The third most visited park in Sri Lanka, it’s a convenient 165 km drive from Colombo with the roads being quite good. The entrance to the park is near the 11th milepost on the Thimbolketiya-Thanamalwila highway. A number of elephants hovering at the fence near the highway is a common sight today. They have gotten used to being fed by passing motorists with bananas and other fruits. So seeing elephants in Udawalawe is not a big deal!

Udawalawe was featured second in the stamp series of national parks of Sri Lanka.  Four popular animal species in the park are featured in the stamps.

The large and powerful water buffalo (bubalus bubalis) is featured on the Rs. 5 stamp. A mature male is about five feet in height and carries much longer and heavier horns than the females. Living mainly in the dry zone, the wild buffalos live in groups with a male as the leader.

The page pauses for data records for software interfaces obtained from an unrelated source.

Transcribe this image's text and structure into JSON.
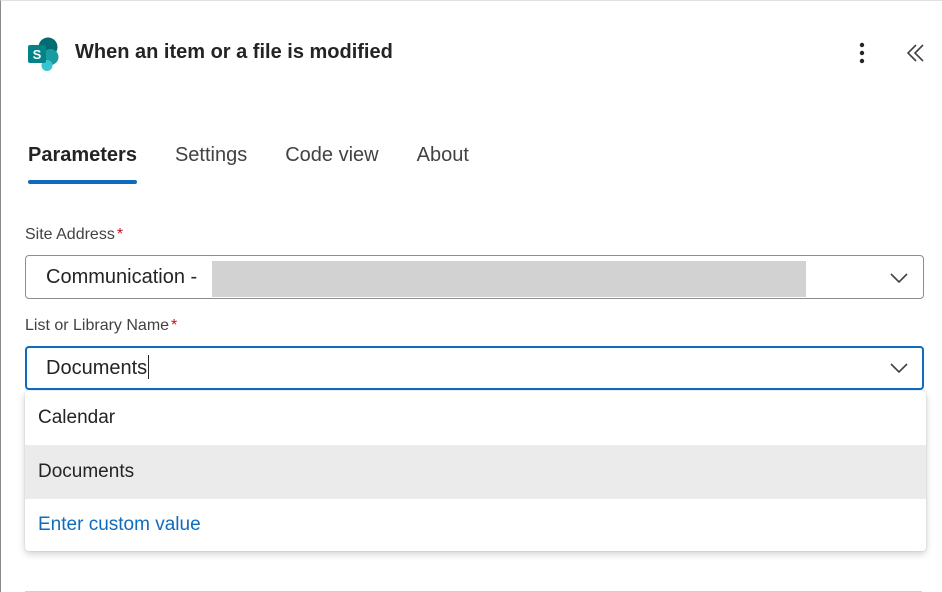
{
  "header": {
    "title": "When an item or a file is modified",
    "logo_icon": "sharepoint-icon",
    "more_icon": "more-vertical-icon",
    "collapse_icon": "double-chevron-left-icon"
  },
  "tabs": [
    {
      "label": "Parameters",
      "active": true
    },
    {
      "label": "Settings",
      "active": false
    },
    {
      "label": "Code view",
      "active": false
    },
    {
      "label": "About",
      "active": false
    }
  ],
  "site_address": {
    "label": "Site Address",
    "required_mark": "*",
    "value": "Communication -"
  },
  "list_name": {
    "label": "List or Library Name",
    "required_mark": "*",
    "value": "Documents"
  },
  "listbox": {
    "options": [
      {
        "label": "Calendar",
        "selected": false
      },
      {
        "label": "Documents",
        "selected": true
      }
    ],
    "custom_label": "Enter custom value"
  },
  "colors": {
    "accent": "#0f6cbd",
    "required": "#c50f1f",
    "selected_bg": "#ebebeb",
    "sharepoint_teal": "#038387"
  }
}
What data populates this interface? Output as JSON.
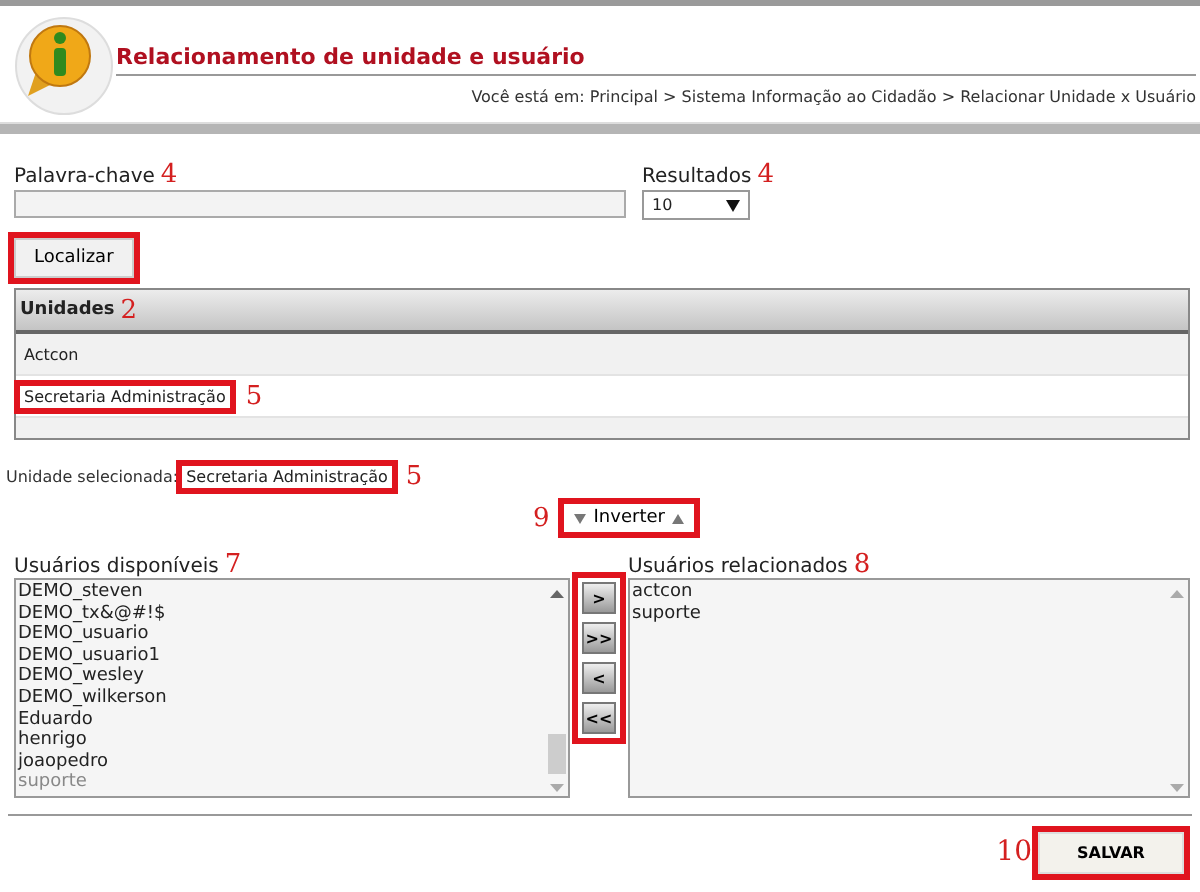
{
  "header": {
    "title": "Relacionamento de unidade e usuário",
    "breadcrumb": "Você está em: Principal > Sistema Informação ao Cidadão > Relacionar Unidade x Usuário"
  },
  "search": {
    "keyword_label": "Palavra-chave",
    "keyword_callout": "4",
    "results_label": "Resultados",
    "results_callout": "4",
    "results_value": "10",
    "find_button": {
      "label": "Localizar",
      "highlighted": true
    }
  },
  "units_table": {
    "header": "Unidades",
    "callout": "2",
    "rows": [
      {
        "name": "Actcon",
        "highlighted": false
      },
      {
        "name": "Secretaria Administração",
        "highlighted": true,
        "callout": "5"
      }
    ]
  },
  "selected_unit": {
    "label": "Unidade selecionada:",
    "value": "Secretaria Administração",
    "highlighted": true,
    "callout": "5"
  },
  "invert_button": {
    "label": "Inverter",
    "callout": "9",
    "highlighted": true
  },
  "available_users": {
    "label": "Usuários disponíveis",
    "callout": "7",
    "items": [
      {
        "name": "DEMO_steven",
        "disabled": false
      },
      {
        "name": "DEMO_tx&@#!$",
        "disabled": false
      },
      {
        "name": "DEMO_usuario",
        "disabled": false
      },
      {
        "name": "DEMO_usuario1",
        "disabled": false
      },
      {
        "name": "DEMO_wesley",
        "disabled": false
      },
      {
        "name": "DEMO_wilkerson",
        "disabled": false
      },
      {
        "name": "Eduardo",
        "disabled": false
      },
      {
        "name": "henrigo",
        "disabled": false
      },
      {
        "name": "joaopedro",
        "disabled": false
      },
      {
        "name": "suporte",
        "disabled": true
      }
    ]
  },
  "transfer_buttons": {
    "highlighted": true,
    "buttons": [
      ">",
      ">>",
      "<",
      "<<"
    ]
  },
  "related_users": {
    "label": "Usuários relacionados",
    "callout": "8",
    "items": [
      "actcon",
      "suporte"
    ]
  },
  "save_button": {
    "label": "SALVAR",
    "callout": "10",
    "highlighted": true
  }
}
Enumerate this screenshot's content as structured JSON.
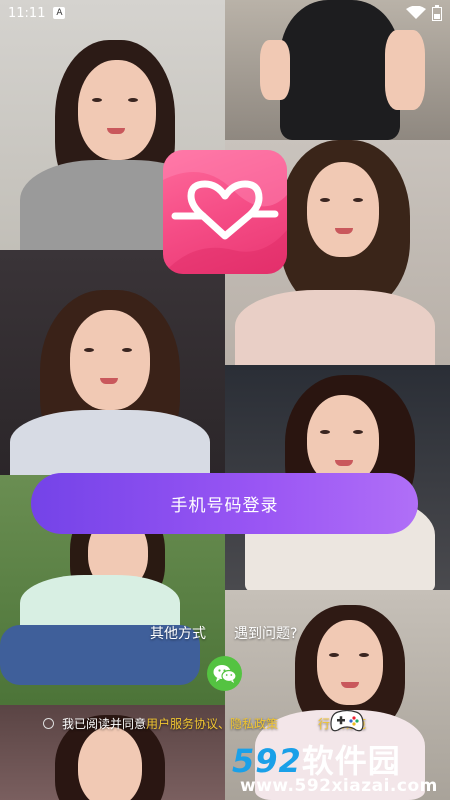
{
  "status_bar": {
    "time": "11:11",
    "input_badge": "A"
  },
  "app": {
    "logo_name": "heartbeat-logo",
    "accent_color": "#f54d86"
  },
  "login": {
    "phone_login_label": "手机号码登录",
    "button_gradient": [
      "#7443e8",
      "#b06ff7"
    ]
  },
  "secondary": {
    "other_methods_label": "其他方式",
    "help_label": "遇到问题?",
    "wechat_icon": "wechat-icon"
  },
  "agreement": {
    "prefix": "我已阅读并同意",
    "user_agreement": "用户服务协议、",
    "privacy_policy": "隐私政策",
    "conduct_rules": "行为规范"
  },
  "watermark": {
    "brand": "592",
    "brand_cn": "软件园",
    "url": "www.592xiazai.com"
  }
}
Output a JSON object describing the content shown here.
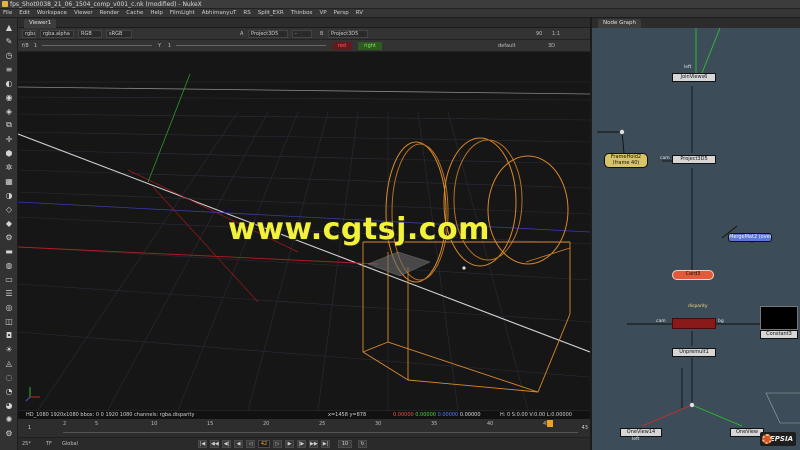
{
  "window": {
    "title": "fps_Shot0038_21_06_1504_comp_v001_c.nk (modified) - NukeX"
  },
  "menu": [
    "File",
    "Edit",
    "Workspace",
    "Viewer",
    "Render",
    "Cache",
    "Help",
    "FilmLight",
    "AbhimanyuT",
    "RS",
    "Split_EXR",
    "Thinbox",
    "VP",
    "Persp",
    "RV"
  ],
  "viewer": {
    "tab": "Viewer1",
    "channels": "rgba",
    "alpha": "rgba.alpha",
    "colorspace": "RGB",
    "lut": "sRGB",
    "input_a_label": "A",
    "input_a": "Project3D5",
    "input_b_label": "B",
    "input_b": "Project3D5",
    "gain_label": "f/8",
    "gain_value": "1",
    "gamma_label": "Y",
    "gamma_value": "1",
    "red_button": "red",
    "green_button": "right",
    "frame_label": "default",
    "view_mode": "3D",
    "zoom_label": "90",
    "zoom_ratio": "1:1",
    "watermark": "www.cgtsj.com",
    "info": "HD_1080 1920x1080  bbox: 0 0 1920 1080 channels: rgba.disparity",
    "coords": "x=1458 y=878",
    "rgba_r": "0.00000",
    "rgba_g": "0.00000",
    "rgba_b": "0.00000",
    "rgba_a": "0.00000",
    "hsvl": "H: 0 S:0.00 V:0.00  L:0.00000",
    "timeline_start": "1",
    "timeline_end": "43",
    "ticks": [
      "2",
      "5",
      "10",
      "15",
      "20",
      "25",
      "30",
      "35",
      "40",
      "45"
    ],
    "current_frame": "42",
    "fps": "25*",
    "tf": "TF",
    "global": "Global",
    "increment": "10"
  },
  "node_graph": {
    "tab": "Node Graph",
    "nodes": {
      "joinviews": "JoinViews6",
      "framehold": "FrameHold2",
      "framehold_sub": "(frame 40)",
      "project3d": "Project3D5",
      "mergemat": "MergeMat2 (over)",
      "card": "Card3",
      "scene": "",
      "constant": "Constant3",
      "unpremult": "Unpremult1",
      "oneview_left": "OneView14",
      "oneview_right": "OneView"
    },
    "labels": {
      "left": "left",
      "cam": "cam",
      "img": "img",
      "disparity": "disparity",
      "bg": "bg"
    }
  },
  "colors": {
    "node_graph_bg": "#3c4c58",
    "viewer_bg": "#161616",
    "watermark": "#f2f23a",
    "selected_node": "#e15a3a",
    "framehold": "#d9c36a",
    "mergemat": "#5a78d8",
    "current_frame": "#f0a21f"
  },
  "logo_text": "DEPSIA"
}
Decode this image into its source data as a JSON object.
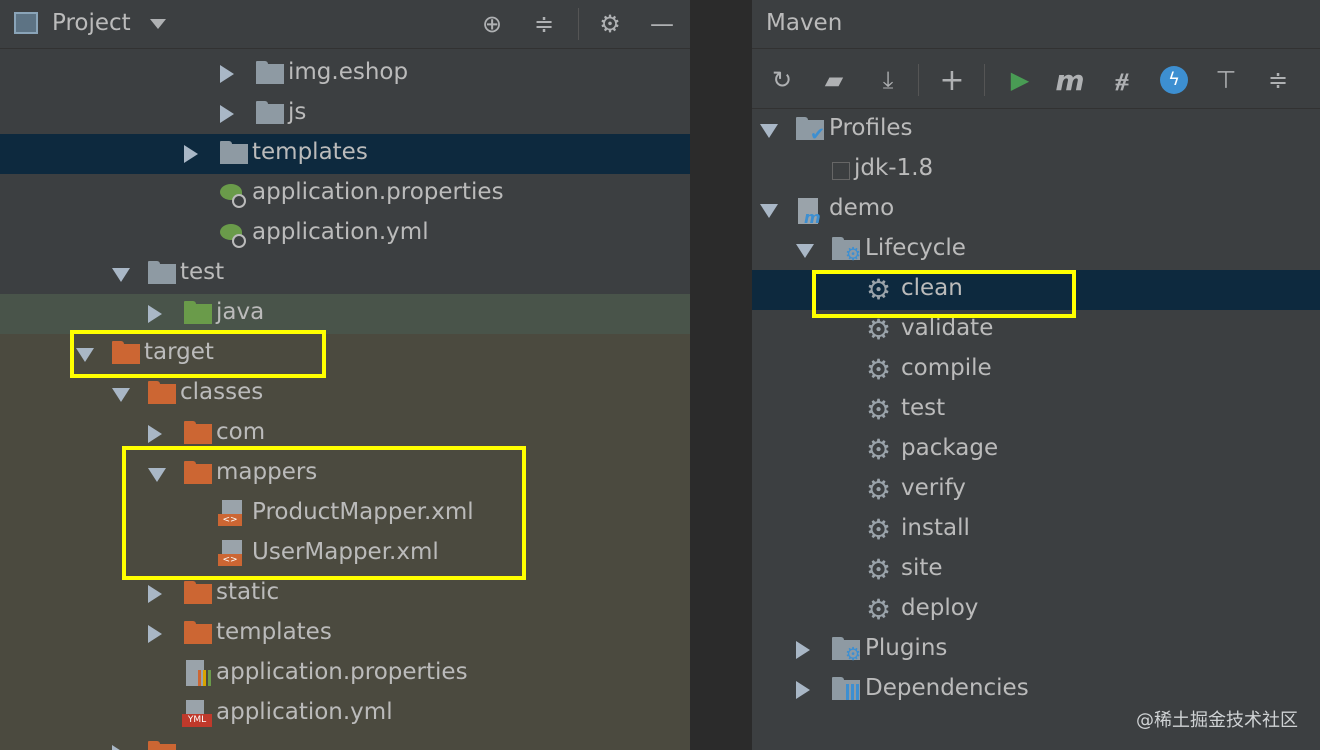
{
  "project": {
    "title": "Project",
    "header_icons": [
      "target-icon",
      "collapse-icon",
      "gear-icon",
      "minimize-icon"
    ],
    "tree": [
      {
        "label": "img.eshop",
        "icon": "folder-gray",
        "arrow": "right"
      },
      {
        "label": "js",
        "icon": "folder-gray",
        "arrow": "right"
      },
      {
        "label": "templates",
        "icon": "folder-gray",
        "arrow": "right",
        "selected": true
      },
      {
        "label": "application.properties",
        "icon": "spring-config"
      },
      {
        "label": "application.yml",
        "icon": "spring-config"
      },
      {
        "label": "test",
        "icon": "folder-gray",
        "arrow": "down"
      },
      {
        "label": "java",
        "icon": "folder-green",
        "arrow": "right"
      },
      {
        "label": "target",
        "icon": "folder-orange",
        "arrow": "down"
      },
      {
        "label": "classes",
        "icon": "folder-orange",
        "arrow": "down"
      },
      {
        "label": "com",
        "icon": "folder-orange",
        "arrow": "right"
      },
      {
        "label": "mappers",
        "icon": "folder-orange",
        "arrow": "down"
      },
      {
        "label": "ProductMapper.xml",
        "icon": "xml-file"
      },
      {
        "label": "UserMapper.xml",
        "icon": "xml-file"
      },
      {
        "label": "static",
        "icon": "folder-orange",
        "arrow": "right"
      },
      {
        "label": "templates",
        "icon": "folder-orange",
        "arrow": "right"
      },
      {
        "label": "application.properties",
        "icon": "properties-file"
      },
      {
        "label": "application.yml",
        "icon": "yml-file"
      }
    ]
  },
  "maven": {
    "title": "Maven",
    "toolbar": [
      "reload-icon",
      "add-folder-icon",
      "download-icon",
      "plus-icon",
      "run-icon",
      "maven-m-icon",
      "skip-tests-icon",
      "offline-icon",
      "expand-all-icon",
      "collapse-all-icon"
    ],
    "profiles_label": "Profiles",
    "jdk_label": "jdk-1.8",
    "demo_label": "demo",
    "lifecycle_label": "Lifecycle",
    "lifecycle": [
      "clean",
      "validate",
      "compile",
      "test",
      "package",
      "verify",
      "install",
      "site",
      "deploy"
    ],
    "plugins_label": "Plugins",
    "dependencies_label": "Dependencies"
  },
  "colors": {
    "panel_bg": "#3c3f41",
    "selection": "#0d293e",
    "highlight_box": "#ffff00",
    "test_area_bg": "#49544a",
    "target_area_bg": "#4b4a3f"
  },
  "watermark": "@稀土掘金技术社区"
}
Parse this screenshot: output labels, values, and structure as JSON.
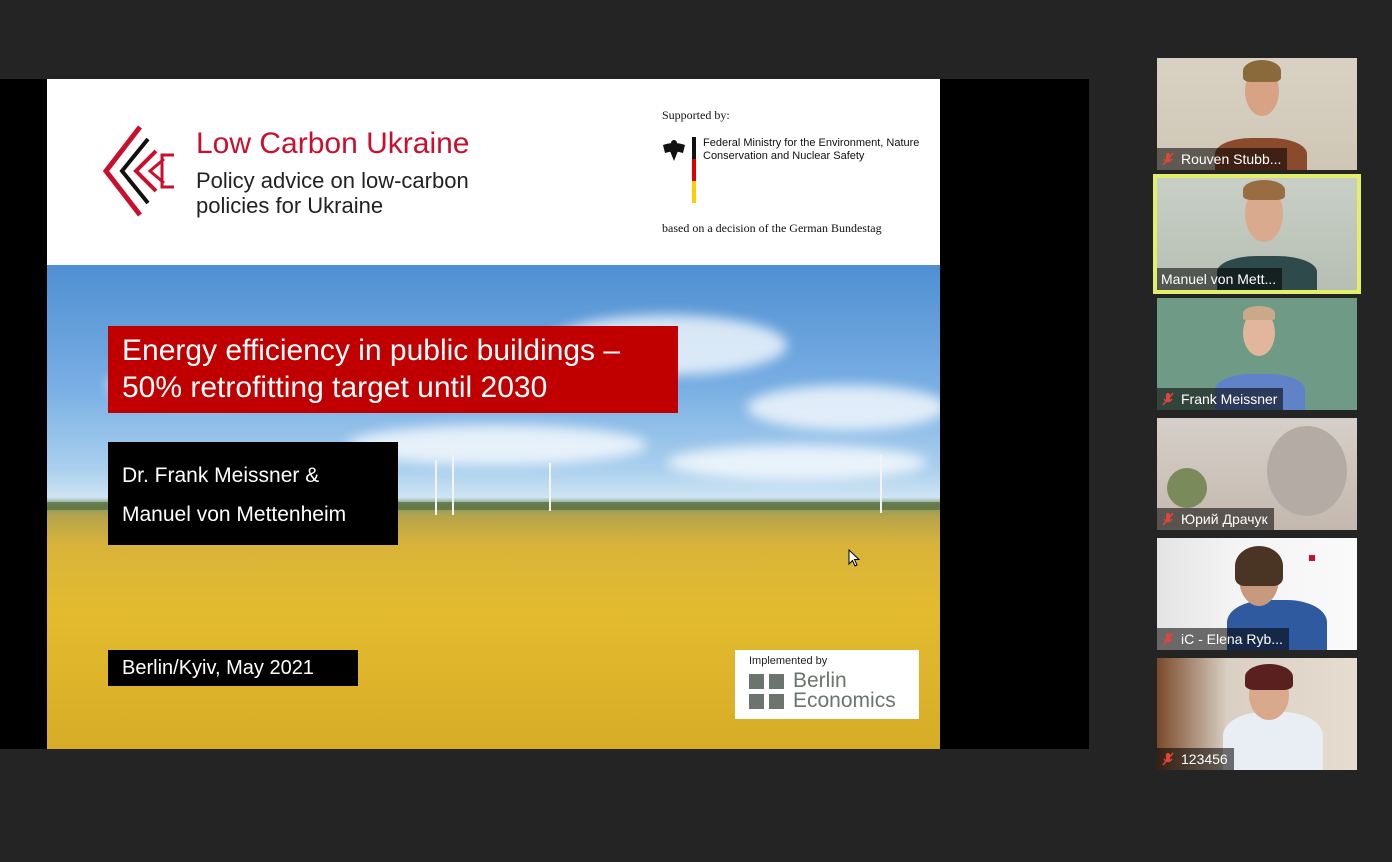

Being dependent heavily on water, they spend much of their time wallowing in mud holes and shallow pools. Mainly a grazer, the water buffalo feeds in the morning and evening. A female would have a gestation period of 300-340 days and usually gives birth to one calf at a time. Its lifespan is 25 to 29 years.

The Ceylon ruddy mongoose (Herpestes smithil – known as ‘hothambuwa’ in Sinhala) – seen on the Rs. 40 stamp – belongs to the order carnivora family Viverridde. Ash brown in colour, it is normally seen as a single solitary animal or as a couple. A characteristic habit of the mongoose is carrying its tail with a black tip curved upwards. It exists on birds, small mammals and reptiles.

The grey langur (semonopithecus entellus – ‘alu vandura’ in Sinhala) on the Rs. 45 stamp is largely and fairly terrestrial. Grey with a black face, it belongs to the order of primates in Mammalia class. It is mostly found in the dry zone and feeds on leaves, fruit, seeds and flowers.

Seen in medium to large groups, they sleep on branches during the night, usually with one dominant male.

The Rs. 15 stamp features the ‘aliya’ – the Sri Lankan elephant (elephas maximus maximus) belonging to the order Proboscide. The male is larger than the female and an adult male’s height is around nine feet six inches. They are herbivores and eat grasses, leaves, bark and fruit.

They rest during midday after a good feed in the morning. The gestation period is 23 months. The lifespan is around 60 years.

Udawalawe also boasts the elephant transit home set up by the Department of Wildlife Conservation in October 1995.

It provides shelter to destitute, wounded or motherless baby elephants who get shelter, food and security until they are released to the jungle. Udawalawe is an important habitat for water birds as well.

Around Udawalawe, there are several ancient places of religious and cultural value like Veheragaolla and Veheramankada.

Among the ancient villages in the area are Muwanpelessa and Seenuggala, and several tanks have also been found.